This is the second in a series of three posts about the 2018 bond referendum election being held on November 6, 2018. You can read the first post here.

After the ambitious bond referendum failed in November 2017, the District sought additional feedback from community members about its space needs. Board members and administrators listened intently through scores of individual conversations with community members. We listened as a group of approximately 30 district residents engaged in discussion as part of a Facilities Action Team. We listened to the almost 400 people who engaged in an online Thoughtexchange dialogue. Those conversations uncovered three clear themes:

  • Focus on elementary facility needs and early childhood programming.
  • Take common-sense steps to make our schools more secure while maintaining a welcoming learning environment.
  • Make it cheaper for taxpayers.

In this post, we will focus on the elementary facilities. The total cost of the bond is $40.975 million and will be paid back over 20 years. The property tax increase for the average home is anticipated to be $27 per year or $2.25 per month. Visit the District website for more details on the finances of this bond referendum.

New elementary school on the campus of Greenvale Park Elementary.

The proposed bond referendum includes a new, 600-student elementary school on the campus of Greenvale Park Elementary. It would be a two-story facility for energy efficiency and to minimize the building’s footprint, making the most of the site.

The current Greenvale Park Elementary will be re-purposed into a district-wide early childhood center. This re-use of this elementary building opened in 1971 will be ideal for pre-kindergarten, Early Childhood Special Education, Early Childhood Family Education, and our licensed child care center.

The open concept at Greenvale Park presents challenges in providing effective instruction.
The open concept at Greenvale Park presents challenges in using teaching methods to meet the needs of every learner.

However, it isn’t ideal for K-5 instruction. The building was constructed as an open-concept building. This means no general education classrooms have doors. Or walls. While this approach does offer the opportunity for collaboration, it does so to the extreme. Teachers have to carefully coordinate their lesson calendar to avoid one classroom’s students participating in a lively, hands-on project while next door is engaged in quiet reading time. While noise is good in an educational environment, constant noise resulting from different activities can make learning challenging for many students. The completely open concept does not provide enough variety of spaces to serve the needs of our students.

Our ultimate goal is to nurture readers, thinkers, and problem solvers. Our current elementary environment at Greenvale Park does not give our teachers the appropriate space to develop those skills as well as they are able. A new elementary school will promote collaboration but also have space for direct instruction, small groups, and spaces where students can get “messy” with their learning.

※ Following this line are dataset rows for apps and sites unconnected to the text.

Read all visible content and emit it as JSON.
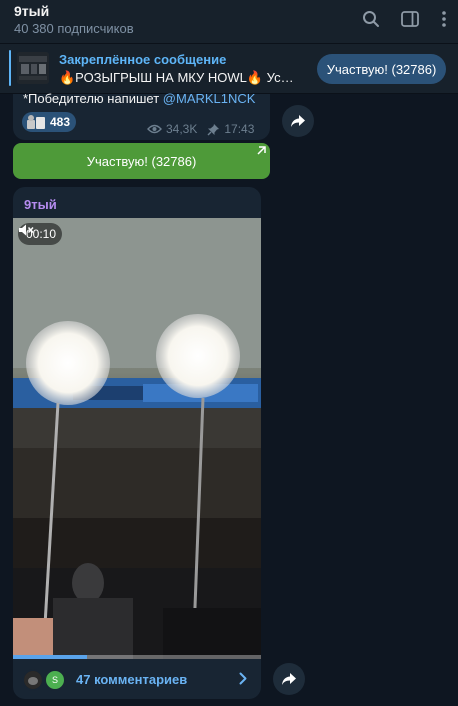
{
  "header": {
    "channel_title": "9тый",
    "subscribers": "40 380 подписчиков",
    "icons": [
      "search-icon",
      "sidebar-toggle-icon",
      "more-vertical-icon"
    ]
  },
  "pinned": {
    "title": "Закреплённое сообщение",
    "text": "🔥РОЗЫГРЫШ НА МКУ HOWL🔥 Ус…",
    "button_label": "Участвую! (32786)"
  },
  "message1": {
    "text_prefix": "*Победителю напишет ",
    "mention": "@MARKL1NCK",
    "reaction_count": "483",
    "views": "34,3K",
    "time": "17:43",
    "inline_button_label": "Участвую! (32786)"
  },
  "message2": {
    "author": "9тый",
    "video_time": "00:10",
    "progress": 0.3,
    "comment_avatar_letter": "S",
    "comments_label": "47 комментариев"
  },
  "colors": {
    "background": "#0e1621",
    "panel": "#17212b",
    "bubble": "#182533",
    "accent": "#5eb5f7",
    "green_button": "#4e9a39",
    "author_color": "#b68cf0"
  }
}
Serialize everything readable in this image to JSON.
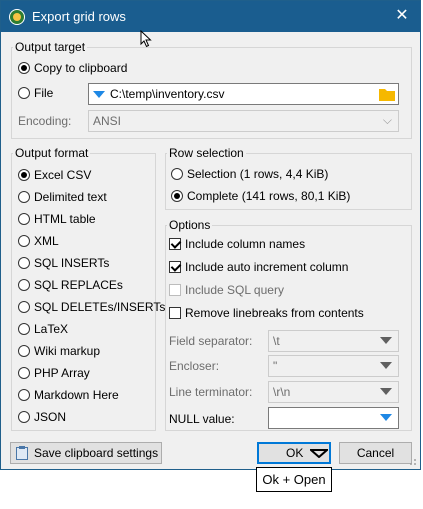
{
  "window": {
    "title": "Export grid rows"
  },
  "output_target": {
    "label": "Output target",
    "copy_to_clipboard": "Copy to clipboard",
    "file": "File",
    "file_path": "C:\\temp\\inventory.csv",
    "encoding_label": "Encoding:",
    "encoding_value": "ANSI"
  },
  "output_format": {
    "label": "Output format",
    "options": [
      "Excel CSV",
      "Delimited text",
      "HTML table",
      "XML",
      "SQL INSERTs",
      "SQL REPLACEs",
      "SQL DELETEs/INSERTs",
      "LaTeX",
      "Wiki markup",
      "PHP Array",
      "Markdown Here",
      "JSON"
    ],
    "selected": "Excel CSV"
  },
  "row_selection": {
    "label": "Row selection",
    "selection": "Selection (1 rows, 4,4 KiB)",
    "complete": "Complete (141 rows, 80,1 KiB)"
  },
  "options": {
    "label": "Options",
    "include_column_names": "Include column names",
    "include_auto_increment": "Include auto increment column",
    "include_sql_query": "Include SQL query",
    "remove_linebreaks": "Remove linebreaks from contents",
    "field_separator_label": "Field separator:",
    "field_separator_value": "\\t",
    "encloser_label": "Encloser:",
    "encloser_value": "\"",
    "line_terminator_label": "Line terminator:",
    "line_terminator_value": "\\r\\n",
    "null_value_label": "NULL value:",
    "null_value_value": ""
  },
  "buttons": {
    "save_clipboard": "Save clipboard settings",
    "ok": "OK",
    "cancel": "Cancel"
  },
  "tooltip": "Ok + Open",
  "colors": {
    "titlebar": "#1a5d8f",
    "accent": "#0078d7",
    "folder": "#f6b800"
  }
}
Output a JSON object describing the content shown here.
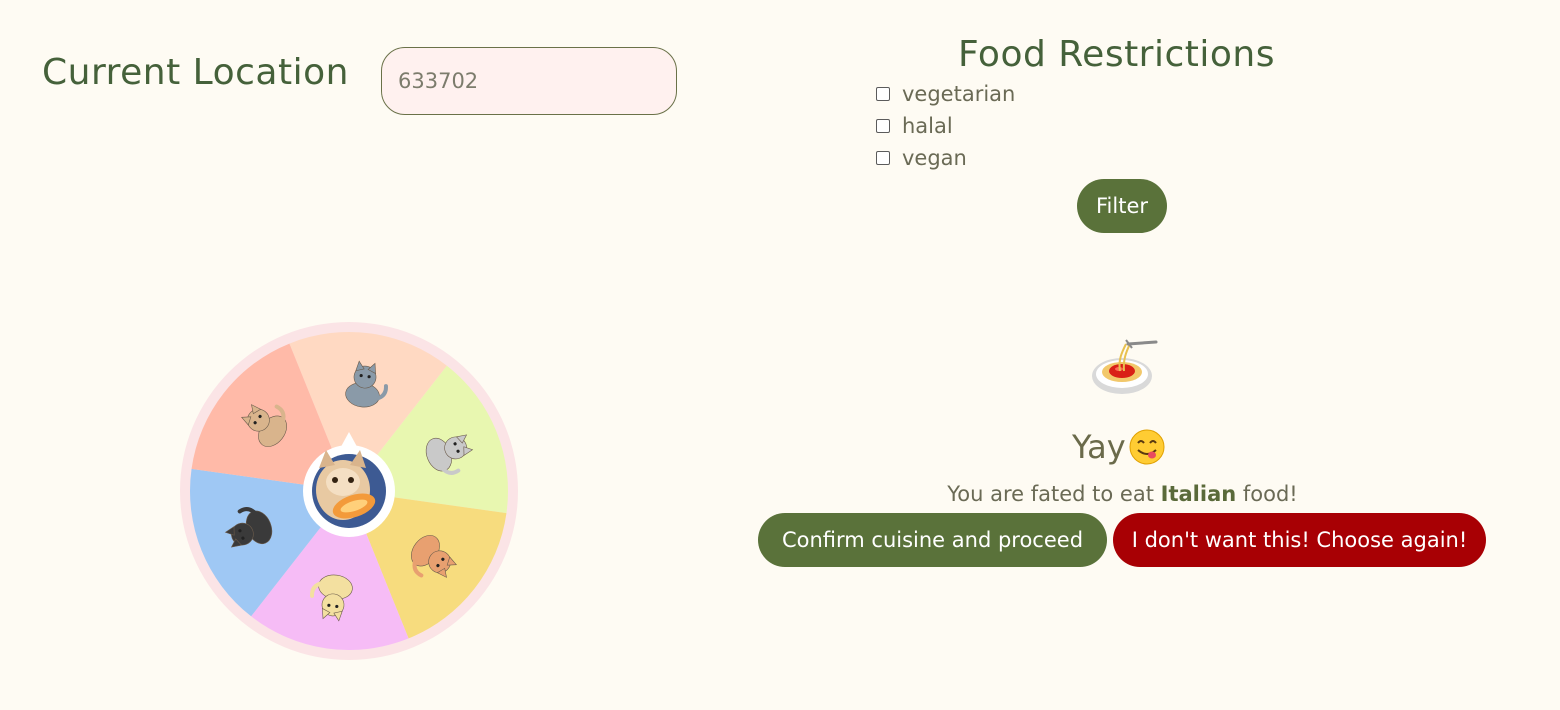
{
  "location": {
    "title": "Current Location",
    "value": "633702"
  },
  "restrictions": {
    "title": "Food Restrictions",
    "options": [
      {
        "label": "vegetarian",
        "checked": false
      },
      {
        "label": "halal",
        "checked": false
      },
      {
        "label": "vegan",
        "checked": false
      }
    ],
    "filter_label": "Filter"
  },
  "wheel": {
    "center_icon": "cat-eating-photo",
    "segments": [
      {
        "color": "#ffd9c2",
        "icon": "cat-playing-icon"
      },
      {
        "color": "#e8f7b0",
        "icon": "cat-sleeping-icon"
      },
      {
        "color": "#f7dc7e",
        "icon": "cat-reaching-icon"
      },
      {
        "color": "#f6bcf6",
        "icon": "cat-lying-icon"
      },
      {
        "color": "#9fc8f4",
        "icon": "cat-sitting-icon"
      },
      {
        "color": "#ffbaa8",
        "icon": "cat-stretching-icon"
      }
    ]
  },
  "result": {
    "food_icon": "spaghetti-icon",
    "yay_text": "Yay",
    "yay_icon": "yum-face-icon",
    "fate_prefix": "You are fated to eat",
    "cuisine": "Italian",
    "fate_suffix": "food!",
    "confirm_label": "Confirm cuisine and proceed",
    "reject_label": "I don't want this! Choose again!"
  }
}
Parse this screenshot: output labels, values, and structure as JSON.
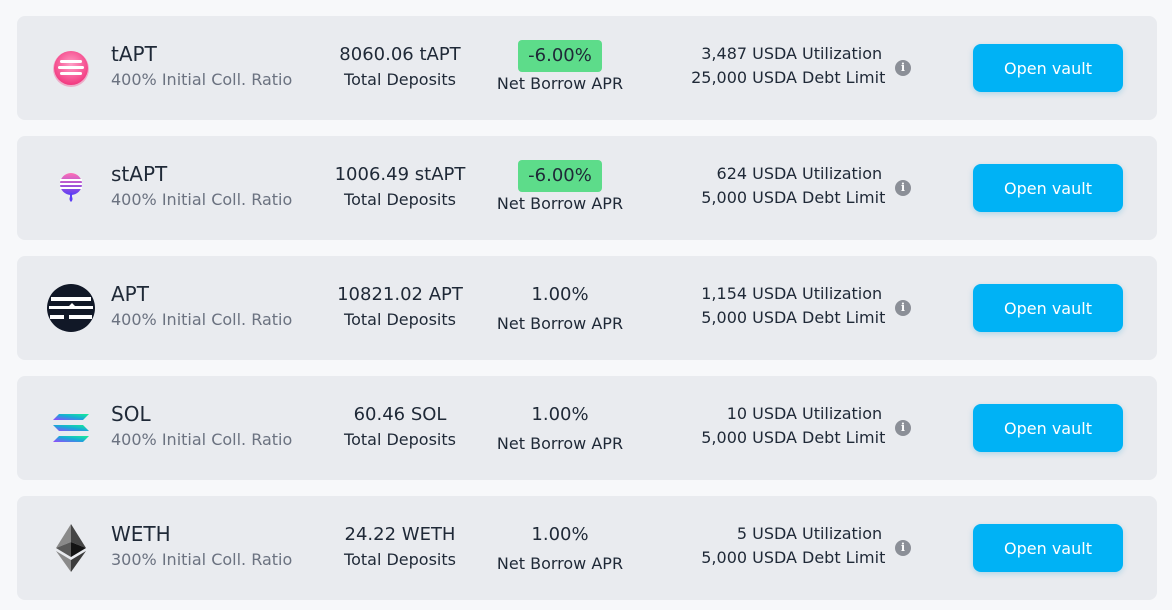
{
  "colors": {
    "accent": "#00b2f5",
    "apr_negative_badge": "#5ddc8a",
    "card_bg": "#e9ebef"
  },
  "vaults": [
    {
      "name": "tAPT",
      "icon": "tapt-logo-icon",
      "ratio": "400% Initial Coll. Ratio",
      "deposits": "8060.06 tAPT",
      "deposits_label": "Total Deposits",
      "apr": "-6.00%",
      "apr_badge": true,
      "apr_label": "Net Borrow APR",
      "utilization": "3,487 USDA",
      "utilization_label": "Utilization",
      "debt_limit": "25,000 USDA",
      "debt_limit_label": "Debt Limit",
      "button": "Open vault"
    },
    {
      "name": "stAPT",
      "icon": "stapt-logo-icon",
      "ratio": "400% Initial Coll. Ratio",
      "deposits": "1006.49 stAPT",
      "deposits_label": "Total Deposits",
      "apr": "-6.00%",
      "apr_badge": true,
      "apr_label": "Net Borrow APR",
      "utilization": "624 USDA",
      "utilization_label": "Utilization",
      "debt_limit": "5,000 USDA",
      "debt_limit_label": "Debt Limit",
      "button": "Open vault"
    },
    {
      "name": "APT",
      "icon": "apt-logo-icon",
      "ratio": "400% Initial Coll. Ratio",
      "deposits": "10821.02 APT",
      "deposits_label": "Total Deposits",
      "apr": "1.00%",
      "apr_badge": false,
      "apr_label": "Net Borrow APR",
      "utilization": "1,154 USDA",
      "utilization_label": "Utilization",
      "debt_limit": "5,000 USDA",
      "debt_limit_label": "Debt Limit",
      "button": "Open vault"
    },
    {
      "name": "SOL",
      "icon": "sol-logo-icon",
      "ratio": "400% Initial Coll. Ratio",
      "deposits": "60.46 SOL",
      "deposits_label": "Total Deposits",
      "apr": "1.00%",
      "apr_badge": false,
      "apr_label": "Net Borrow APR",
      "utilization": "10 USDA",
      "utilization_label": "Utilization",
      "debt_limit": "5,000 USDA",
      "debt_limit_label": "Debt Limit",
      "button": "Open vault"
    },
    {
      "name": "WETH",
      "icon": "weth-logo-icon",
      "ratio": "300% Initial Coll. Ratio",
      "deposits": "24.22 WETH",
      "deposits_label": "Total Deposits",
      "apr": "1.00%",
      "apr_badge": false,
      "apr_label": "Net Borrow APR",
      "utilization": "5 USDA",
      "utilization_label": "Utilization",
      "debt_limit": "5,000 USDA",
      "debt_limit_label": "Debt Limit",
      "button": "Open vault"
    }
  ]
}
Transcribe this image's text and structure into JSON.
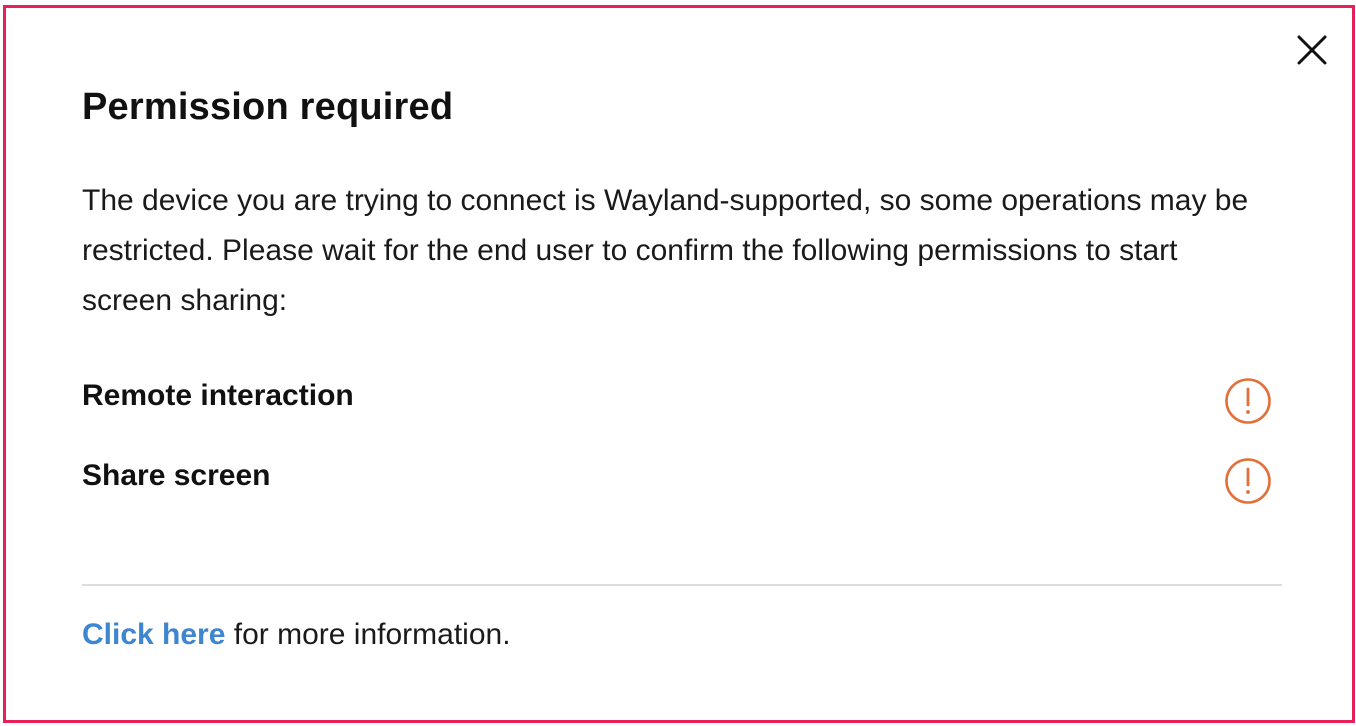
{
  "dialog": {
    "title": "Permission required",
    "description": "The device you are trying to connect is Wayland-supported, so some operations may be restricted. Please wait for the end user to confirm the following permissions to start screen sharing:",
    "close_icon": "close-icon",
    "border_color": "#e8205a"
  },
  "permissions": [
    {
      "label": "Remote interaction",
      "status_icon": "warning-circle-icon",
      "status_color": "#e2703a"
    },
    {
      "label": "Share screen",
      "status_icon": "warning-circle-icon",
      "status_color": "#e2703a"
    }
  ],
  "footer": {
    "link_text": "Click here",
    "text": " for more information.",
    "link_color": "#3f86d0"
  }
}
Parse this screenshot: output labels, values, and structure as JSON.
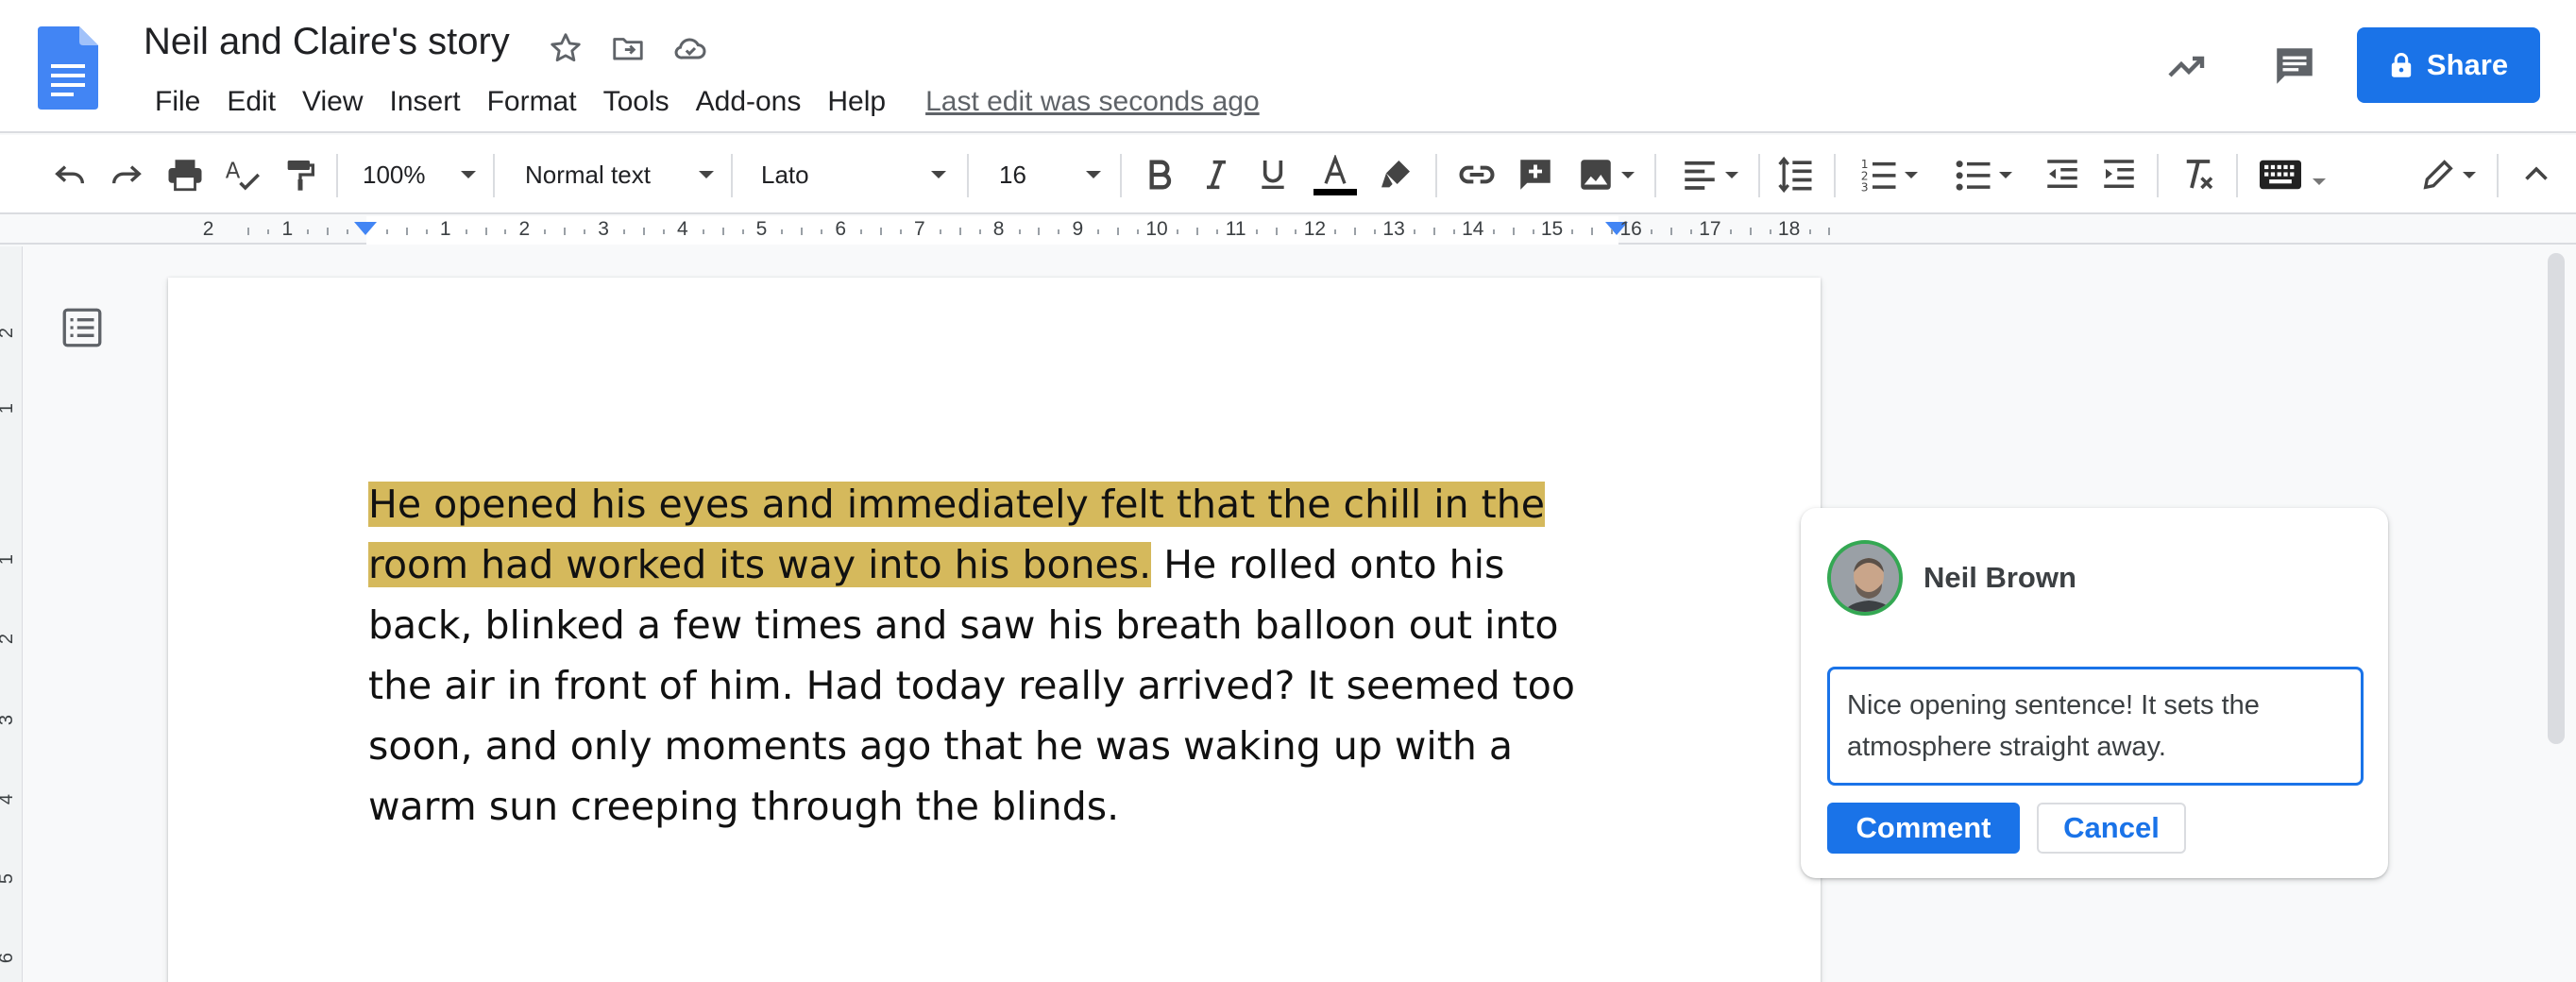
{
  "document": {
    "title": "Neil and Claire's story",
    "last_edit": "Last edit was seconds ago"
  },
  "menu": [
    "File",
    "Edit",
    "View",
    "Insert",
    "Format",
    "Tools",
    "Add-ons",
    "Help"
  ],
  "header": {
    "share_label": "Share"
  },
  "toolbar": {
    "zoom": "100%",
    "style": "Normal text",
    "font": "Lato",
    "font_size": "16"
  },
  "ruler": {
    "left_numbers": [
      "2",
      "1"
    ],
    "right_numbers": [
      "1",
      "2",
      "3",
      "4",
      "5",
      "6",
      "7",
      "8",
      "9",
      "10",
      "11",
      "12",
      "13",
      "14",
      "15",
      "16",
      "17",
      "18"
    ]
  },
  "vertical_ruler": [
    "2",
    "1",
    "1",
    "2",
    "3",
    "4",
    "5",
    "6"
  ],
  "content": {
    "highlighted": "He opened his eyes and immediately felt that the chill in the room had worked its way into his bones.",
    "rest": " He rolled onto his back, blinked a few times and saw his breath balloon out into the air in front of him. Had today really arrived? It seemed too soon, and only moments ago that he was waking up with a warm sun creeping through the blinds."
  },
  "comment": {
    "author": "Neil Brown",
    "text": "Nice opening sentence! It sets the atmosphere straight away.",
    "comment_button": "Comment",
    "cancel_button": "Cancel"
  },
  "colors": {
    "accent": "#1a73e8",
    "highlight": "#d5b95c",
    "avatar_ring": "#34a853"
  }
}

A new facility would also increase security, providing a secure front entrance that would require visitors to enter the building through the office once the school day starts.

Bridgewater Elementary

Bridgewater Elementary’s portion of the bond referendum is about security and space. The current office is situated in the middle of the building. The current entrance is locked once the school day begins and the school office personnel remotely allow access to the building through a camera and buzzer system. The proposal would add a new main office in front of the current entryway. The current office area will be renovated for much-needed classroom space. Bridgewater has significant space concerns, especially when it comes to special education needs.

Sibley Elementary

Sibley Elementary students often use hallways and vestibules for small group instruction.
Sibley Elementary students often use hallways and vestibules for small group instruction.

Sibley Elementary also has significant space constraints. The main part of the Sibley Elementary plant was built in 1963 for 250 students. The building now serves 577 children with the cafeteria and library spaces still designed for the original student population. The bond referendum proposal would add a new cafeteria and small music addition at Sibley. The cafeteria addition would allow the current library to be expanded into the existing cafeteria. The remainder of the existing cafeteria and kitchen would be developed into classroom space. The music addition would also have room for additional classrooms for small groups like English Learners and those needing tutoring.



The impact of these three projects is very clear:

  • Better instructional space for students currently attending Greenvale Park Elementary. Moving from a completely open concept building to a building that has spaces appropriate for a variety of teaching methods will have a substantial impact on teachers ability to work with students, helping them achieve at their best level. A new facility will also be constructed with modern security practices in mind.
  • Space relief is the clear impact at Sibley Elementary. There are currently small groups of students meeting in vestibules for tutoring and enrichment. Space in the skylight commons has been refashioned into space for tutors from the Minnesota Reading and Math corp. A new facility will provide much-needed additional space.
  • Improving security at Bridgewater is the most obvious impact there. A secure front entrance will put Bridgewater’s security practices on par with the other schools in the District. In addition, the space relief offered by renovating the main office will be key as well. Overcrowding has sent some special education teachers to rooms originally designed as storage closets.

If you have any questions about the bond referendum, please contact me directly. I want to make sure you have the data you need to make an informed decision.